What you should do: Every line of the entries below that carries the string "true" should be copied.

Provided material:
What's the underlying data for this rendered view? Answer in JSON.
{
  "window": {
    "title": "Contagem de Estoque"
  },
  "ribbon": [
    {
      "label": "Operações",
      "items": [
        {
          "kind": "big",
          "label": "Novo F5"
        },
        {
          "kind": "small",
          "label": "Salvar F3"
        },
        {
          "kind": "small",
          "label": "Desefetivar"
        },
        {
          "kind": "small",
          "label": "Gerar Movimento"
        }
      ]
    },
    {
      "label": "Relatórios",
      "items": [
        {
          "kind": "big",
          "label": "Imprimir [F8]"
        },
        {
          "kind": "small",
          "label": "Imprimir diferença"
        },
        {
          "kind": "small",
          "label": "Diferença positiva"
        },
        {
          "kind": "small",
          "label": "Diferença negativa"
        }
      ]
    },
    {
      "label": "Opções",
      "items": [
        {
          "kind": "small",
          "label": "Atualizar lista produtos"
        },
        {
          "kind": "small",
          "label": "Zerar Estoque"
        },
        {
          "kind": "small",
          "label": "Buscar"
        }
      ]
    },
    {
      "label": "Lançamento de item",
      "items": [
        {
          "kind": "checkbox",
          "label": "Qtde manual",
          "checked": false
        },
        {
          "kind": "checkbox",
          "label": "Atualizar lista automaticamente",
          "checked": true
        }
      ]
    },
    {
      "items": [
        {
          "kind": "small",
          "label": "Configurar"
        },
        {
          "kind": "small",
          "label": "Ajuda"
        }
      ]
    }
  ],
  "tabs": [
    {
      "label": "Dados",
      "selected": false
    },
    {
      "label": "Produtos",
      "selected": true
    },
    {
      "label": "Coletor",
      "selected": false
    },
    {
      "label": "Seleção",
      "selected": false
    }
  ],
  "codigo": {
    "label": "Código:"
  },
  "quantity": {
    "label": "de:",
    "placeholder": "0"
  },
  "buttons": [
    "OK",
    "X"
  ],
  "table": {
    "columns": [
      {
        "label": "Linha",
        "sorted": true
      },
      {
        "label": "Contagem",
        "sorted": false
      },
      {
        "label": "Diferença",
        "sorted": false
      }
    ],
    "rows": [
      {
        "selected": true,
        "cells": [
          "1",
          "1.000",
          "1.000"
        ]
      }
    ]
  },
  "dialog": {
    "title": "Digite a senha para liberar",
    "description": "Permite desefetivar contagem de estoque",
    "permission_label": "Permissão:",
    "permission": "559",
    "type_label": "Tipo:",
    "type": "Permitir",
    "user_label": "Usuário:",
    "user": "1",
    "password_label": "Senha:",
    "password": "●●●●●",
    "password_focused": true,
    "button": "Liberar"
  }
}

Task solution:
          "checked": true
      "selected": true
        "sorted": true
        "selected": true,
    "password_focused": true,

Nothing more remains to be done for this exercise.